What needs to be done:
After reading the records, print them all again exactly as they stand.

App and web page records:
────────────────────

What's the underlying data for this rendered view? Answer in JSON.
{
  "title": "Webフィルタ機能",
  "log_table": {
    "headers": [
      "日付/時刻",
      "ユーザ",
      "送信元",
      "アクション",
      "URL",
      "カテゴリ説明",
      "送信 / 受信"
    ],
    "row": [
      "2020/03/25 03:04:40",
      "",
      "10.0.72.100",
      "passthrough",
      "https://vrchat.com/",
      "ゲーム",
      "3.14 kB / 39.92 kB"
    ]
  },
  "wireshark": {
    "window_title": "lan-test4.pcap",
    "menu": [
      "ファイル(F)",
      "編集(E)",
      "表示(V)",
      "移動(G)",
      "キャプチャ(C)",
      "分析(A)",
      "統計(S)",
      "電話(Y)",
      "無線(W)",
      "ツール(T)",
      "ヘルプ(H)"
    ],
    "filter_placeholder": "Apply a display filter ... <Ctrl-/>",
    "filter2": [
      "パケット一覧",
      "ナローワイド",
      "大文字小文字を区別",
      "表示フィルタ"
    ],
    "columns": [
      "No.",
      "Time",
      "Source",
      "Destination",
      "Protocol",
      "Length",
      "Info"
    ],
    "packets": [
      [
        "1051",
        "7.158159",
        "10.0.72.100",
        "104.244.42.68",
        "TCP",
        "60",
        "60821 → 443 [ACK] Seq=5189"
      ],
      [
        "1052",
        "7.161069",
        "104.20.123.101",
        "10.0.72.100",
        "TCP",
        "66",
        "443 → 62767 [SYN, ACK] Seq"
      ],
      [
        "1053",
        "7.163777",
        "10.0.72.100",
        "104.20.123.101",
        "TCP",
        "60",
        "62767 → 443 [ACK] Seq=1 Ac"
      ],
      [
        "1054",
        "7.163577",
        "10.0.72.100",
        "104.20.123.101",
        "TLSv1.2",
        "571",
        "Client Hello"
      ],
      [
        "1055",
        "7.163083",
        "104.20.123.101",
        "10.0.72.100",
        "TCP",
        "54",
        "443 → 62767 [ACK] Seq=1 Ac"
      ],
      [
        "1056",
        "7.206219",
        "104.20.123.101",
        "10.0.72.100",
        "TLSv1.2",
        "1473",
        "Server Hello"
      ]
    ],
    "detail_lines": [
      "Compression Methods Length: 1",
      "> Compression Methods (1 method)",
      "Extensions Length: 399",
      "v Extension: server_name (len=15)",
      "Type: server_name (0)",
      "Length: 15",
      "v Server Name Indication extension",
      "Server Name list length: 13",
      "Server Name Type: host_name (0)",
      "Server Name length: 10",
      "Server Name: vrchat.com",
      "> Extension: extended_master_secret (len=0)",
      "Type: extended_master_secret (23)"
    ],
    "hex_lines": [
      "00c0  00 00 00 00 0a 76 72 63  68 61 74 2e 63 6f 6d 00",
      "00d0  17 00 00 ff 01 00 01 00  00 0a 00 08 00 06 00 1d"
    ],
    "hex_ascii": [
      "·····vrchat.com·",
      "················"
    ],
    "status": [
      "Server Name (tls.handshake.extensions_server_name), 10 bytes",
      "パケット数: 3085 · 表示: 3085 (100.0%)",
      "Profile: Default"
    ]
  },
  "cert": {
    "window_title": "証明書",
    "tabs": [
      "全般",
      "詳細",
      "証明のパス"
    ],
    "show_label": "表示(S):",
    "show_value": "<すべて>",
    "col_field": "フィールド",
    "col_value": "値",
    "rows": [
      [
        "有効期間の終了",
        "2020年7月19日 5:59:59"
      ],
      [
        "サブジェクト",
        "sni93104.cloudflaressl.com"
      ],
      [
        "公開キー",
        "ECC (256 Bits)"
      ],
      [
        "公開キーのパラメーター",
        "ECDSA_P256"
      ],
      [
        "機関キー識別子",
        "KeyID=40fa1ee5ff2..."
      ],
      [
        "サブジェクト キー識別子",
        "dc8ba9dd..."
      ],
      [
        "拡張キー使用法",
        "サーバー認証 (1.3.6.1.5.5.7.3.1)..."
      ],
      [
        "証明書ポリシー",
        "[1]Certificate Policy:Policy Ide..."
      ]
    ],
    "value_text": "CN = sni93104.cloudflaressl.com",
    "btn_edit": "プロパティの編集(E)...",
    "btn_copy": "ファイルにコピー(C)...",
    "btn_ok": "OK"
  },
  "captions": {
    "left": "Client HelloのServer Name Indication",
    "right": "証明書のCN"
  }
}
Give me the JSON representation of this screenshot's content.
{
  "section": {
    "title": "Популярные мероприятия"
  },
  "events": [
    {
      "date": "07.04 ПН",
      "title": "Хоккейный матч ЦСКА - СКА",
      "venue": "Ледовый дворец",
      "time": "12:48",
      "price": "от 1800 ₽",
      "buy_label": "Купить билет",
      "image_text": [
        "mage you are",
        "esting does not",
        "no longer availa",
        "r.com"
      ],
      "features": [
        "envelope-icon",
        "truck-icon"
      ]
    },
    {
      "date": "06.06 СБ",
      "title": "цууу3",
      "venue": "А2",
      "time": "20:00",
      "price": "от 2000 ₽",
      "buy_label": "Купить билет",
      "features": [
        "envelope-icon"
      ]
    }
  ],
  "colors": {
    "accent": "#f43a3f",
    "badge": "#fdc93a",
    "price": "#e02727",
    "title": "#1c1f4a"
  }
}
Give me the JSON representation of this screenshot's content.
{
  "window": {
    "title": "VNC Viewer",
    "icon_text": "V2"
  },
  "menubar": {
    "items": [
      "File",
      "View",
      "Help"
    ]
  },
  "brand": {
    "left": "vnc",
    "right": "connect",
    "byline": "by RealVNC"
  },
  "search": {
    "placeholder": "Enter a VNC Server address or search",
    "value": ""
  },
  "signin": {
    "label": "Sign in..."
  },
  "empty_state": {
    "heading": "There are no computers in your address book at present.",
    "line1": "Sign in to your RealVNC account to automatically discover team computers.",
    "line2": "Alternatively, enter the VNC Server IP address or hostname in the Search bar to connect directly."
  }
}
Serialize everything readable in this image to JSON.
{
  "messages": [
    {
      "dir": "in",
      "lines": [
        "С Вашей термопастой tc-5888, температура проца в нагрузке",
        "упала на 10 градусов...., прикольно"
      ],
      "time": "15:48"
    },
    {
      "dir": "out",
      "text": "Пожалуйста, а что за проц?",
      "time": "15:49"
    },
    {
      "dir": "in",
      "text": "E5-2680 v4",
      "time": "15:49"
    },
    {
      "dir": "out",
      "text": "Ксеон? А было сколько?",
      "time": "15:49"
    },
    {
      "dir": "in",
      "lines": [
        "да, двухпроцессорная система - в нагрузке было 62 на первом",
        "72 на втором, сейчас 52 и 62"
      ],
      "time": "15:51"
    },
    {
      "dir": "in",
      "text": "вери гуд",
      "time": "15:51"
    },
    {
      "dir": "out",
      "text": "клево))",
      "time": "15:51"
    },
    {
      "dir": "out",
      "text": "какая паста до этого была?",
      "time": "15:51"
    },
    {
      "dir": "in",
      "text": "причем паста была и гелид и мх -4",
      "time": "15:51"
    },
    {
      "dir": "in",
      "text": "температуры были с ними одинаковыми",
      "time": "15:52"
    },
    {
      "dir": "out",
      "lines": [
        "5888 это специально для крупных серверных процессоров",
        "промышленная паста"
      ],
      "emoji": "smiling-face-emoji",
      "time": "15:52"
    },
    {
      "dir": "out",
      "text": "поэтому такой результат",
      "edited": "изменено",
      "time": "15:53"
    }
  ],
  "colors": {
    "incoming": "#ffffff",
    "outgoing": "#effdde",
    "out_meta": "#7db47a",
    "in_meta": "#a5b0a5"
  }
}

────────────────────

Exercise output:
What's the underlying data for this rendered view? Answer in JSON.
{
  "title": "Webフィルタ機能",
  "log_table": {
    "headers": [
      "日付/時刻",
      "ユーザ",
      "送信元",
      "アクション",
      "URL",
      "カテゴリ説明",
      "送信 / 受信"
    ],
    "row": [
      "2020/03/25 03:04:40",
      "",
      "10.0.72.100",
      "passthrough",
      "https://vrchat.com/",
      "ゲーム",
      "3.14 kB / 39.92 kB"
    ]
  },
  "wireshark": {
    "window_title": "lan-test4.pcap",
    "menu": [
      "ファイル(F)",
      "編集(E)",
      "表示(V)",
      "移動(G)",
      "キャプチャ(C)",
      "分析(A)",
      "統計(S)",
      "電話(Y)",
      "無線(W)",
      "ツール(T)",
      "ヘルプ(H)"
    ],
    "filter_placeholder": "Apply a display filter ... <Ctrl-/>",
    "filter2": [
      "パケット一覧",
      "ナローワイド",
      "大文字小文字を区別",
      "表示フィルタ"
    ],
    "columns": [
      "No.",
      "Time",
      "Source",
      "Destination",
      "Protocol",
      "Length",
      "Info"
    ],
    "packets": [
      [
        "1051",
        "7.158159",
        "10.0.72.100",
        "104.244.42.68",
        "TCP",
        "60",
        "60821 → 443 [ACK] Seq=5189"
      ],
      [
        "1052",
        "7.161069",
        "104.20.123.101",
        "10.0.72.100",
        "TCP",
        "66",
        "443 → 62767 [SYN, ACK] Seq"
      ],
      [
        "1053",
        "7.163777",
        "10.0.72.100",
        "104.20.123.101",
        "TCP",
        "60",
        "62767 → 443 [ACK] Seq=1 Ac"
      ],
      [
        "1054",
        "7.163577",
        "10.0.72.100",
        "104.20.123.101",
        "TLSv1.2",
        "571",
        "Client Hello"
      ],
      [
        "1055",
        "7.163083",
        "104.20.123.101",
        "10.0.72.100",
        "TCP",
        "54",
        "443 → 62767 [ACK] Seq=1 Ac"
      ],
      [
        "1056",
        "7.206219",
        "104.20.123.101",
        "10.0.72.100",
        "TLSv1.2",
        "1473",
        "Server Hello"
      ]
    ],
    "detail_lines": [
      "Compression Methods Length: 1",
      "> Compression Methods (1 method)",
      "Extensions Length: 399",
      "v Extension: server_name (len=15)",
      "Type: server_name (0)",
      "Length: 15",
      "v Server Name Indication extension",
      "Server Name list length: 13",
      "Server Name Type: host_name (0)",
      "Server Name length: 10",
      "Server Name: vrchat.com",
      "> Extension: extended_master_secret (len=0)",
      "Type: extended_master_secret (23)"
    ],
    "hex_lines": [
      "00c0  00 00 00 00 0a 76 72 63  68 61 74 2e 63 6f 6d 00",
      "00d0  17 00 00 ff 01 00 01 00  00 0a 00 08 00 06 00 1d"
    ],
    "hex_ascii": [
      "·····vrchat.com·",
      "················"
    ],
    "status": [
      "Server Name (tls.handshake.extensions_server_name), 10 bytes",
      "パケット数: 3085 · 表示: 3085 (100.0%)",
      "Profile: Default"
    ]
  },
  "cert": {
    "window_title": "証明書",
    "tabs": [
      "全般",
      "詳細",
      "証明のパス"
    ],
    "show_label": "表示(S):",
    "show_value": "<すべて>",
    "col_field": "フィールド",
    "col_value": "値",
    "rows": [
      [
        "有効期間の終了",
        "2020年7月19日 5:59:59"
      ],
      [
        "サブジェクト",
        "sni93104.cloudflaressl.com"
      ],
      [
        "公開キー",
        "ECC (256 Bits)"
      ],
      [
        "公開キーのパラメーター",
        "ECDSA_P256"
      ],
      [
        "機関キー識別子",
        "KeyID=40fa1ee5ff2..."
      ],
      [
        "サブジェクト キー識別子",
        "dc8ba9dd..."
      ],
      [
        "拡張キー使用法",
        "サーバー認証 (1.3.6.1.5.5.7.3.1)..."
      ],
      [
        "証明書ポリシー",
        "[1]Certificate Policy:Policy Ide..."
      ]
    ],
    "value_text": "CN = sni93104.cloudflaressl.com",
    "btn_edit": "プロパティの編集(E)...",
    "btn_copy": "ファイルにコピー(C)...",
    "btn_ok": "OK"
  },
  "captions": {
    "left": "Client HelloのServer Name Indication",
    "right": "証明書のCN"
  }
}
Give me the JSON representation of this screenshot's content.
{
  "section": {
    "title": "Популярные мероприятия"
  },
  "events": [
    {
      "date": "07.04 ПН",
      "title": "Хоккейный матч ЦСКА - СКА",
      "venue": "Ледовый дворец",
      "time": "12:48",
      "price": "от 1800 ₽",
      "buy_label": "Купить билет",
      "image_text": [
        "mage you are",
        "esting does not",
        "no longer availa",
        "r.com"
      ],
      "features": [
        "envelope-icon",
        "truck-icon"
      ]
    },
    {
      "date": "06.06 СБ",
      "title": "цууу3",
      "venue": "А2",
      "time": "20:00",
      "price": "от 2000 ₽",
      "buy_label": "Купить билет",
      "features": [
        "envelope-icon"
      ]
    }
  ],
  "colors": {
    "accent": "#f43a3f",
    "badge": "#fdc93a",
    "price": "#e02727",
    "title": "#1c1f4a"
  }
}
Give me the JSON representation of this screenshot's content.
{
  "window": {
    "title": "VNC Viewer",
    "icon_text": "V2"
  },
  "menubar": {
    "items": [
      "File",
      "View",
      "Help"
    ]
  },
  "brand": {
    "left": "vnc",
    "right": "connect",
    "byline": "by RealVNC"
  },
  "search": {
    "placeholder": "Enter a VNC Server address or search",
    "value": ""
  },
  "signin": {
    "label": "Sign in..."
  },
  "empty_state": {
    "heading": "There are no computers in your address book at present.",
    "line1": "Sign in to your RealVNC account to automatically discover team computers.",
    "line2": "Alternatively, enter the VNC Server IP address or hostname in the Search bar to connect directly."
  }
}
Serialize everything readable in this image to JSON.
{
  "messages": [
    {
      "dir": "in",
      "lines": [
        "С Вашей термопастой tc-5888, температура проца в нагрузке",
        "упала на 10 градусов...., прикольно"
      ],
      "time": "15:48"
    },
    {
      "dir": "out",
      "text": "Пожалуйста, а что за проц?",
      "time": "15:49"
    },
    {
      "dir": "in",
      "text": "E5-2680 v4",
      "time": "15:49"
    },
    {
      "dir": "out",
      "text": "Ксеон? А было сколько?",
      "time": "15:49"
    },
    {
      "dir": "in",
      "lines": [
        "да, двухпроцессорная система - в нагрузке было 62 на первом",
        "72 на втором, сейчас 52 и 62"
      ],
      "time": "15:51"
    },
    {
      "dir": "in",
      "text": "вери гуд",
      "time": "15:51"
    },
    {
      "dir": "out",
      "text": "клево))",
      "time": "15:51"
    },
    {
      "dir": "out",
      "text": "какая паста до этого была?",
      "time": "15:51"
    },
    {
      "dir": "in",
      "text": "причем паста была и гелид и мх -4",
      "time": "15:51"
    },
    {
      "dir": "in",
      "text": "температуры были с ними одинаковыми",
      "time": "15:52"
    },
    {
      "dir": "out",
      "lines": [
        "5888 это специально для крупных серверных процессоров",
        "промышленная паста"
      ],
      "emoji": "smiling-face-emoji",
      "time": "15:52"
    },
    {
      "dir": "out",
      "text": "поэтому такой результат",
      "edited": "изменено",
      "time": "15:53"
    }
  ],
  "colors": {
    "incoming": "#ffffff",
    "outgoing": "#effdde",
    "out_meta": "#7db47a",
    "in_meta": "#a5b0a5"
  }
}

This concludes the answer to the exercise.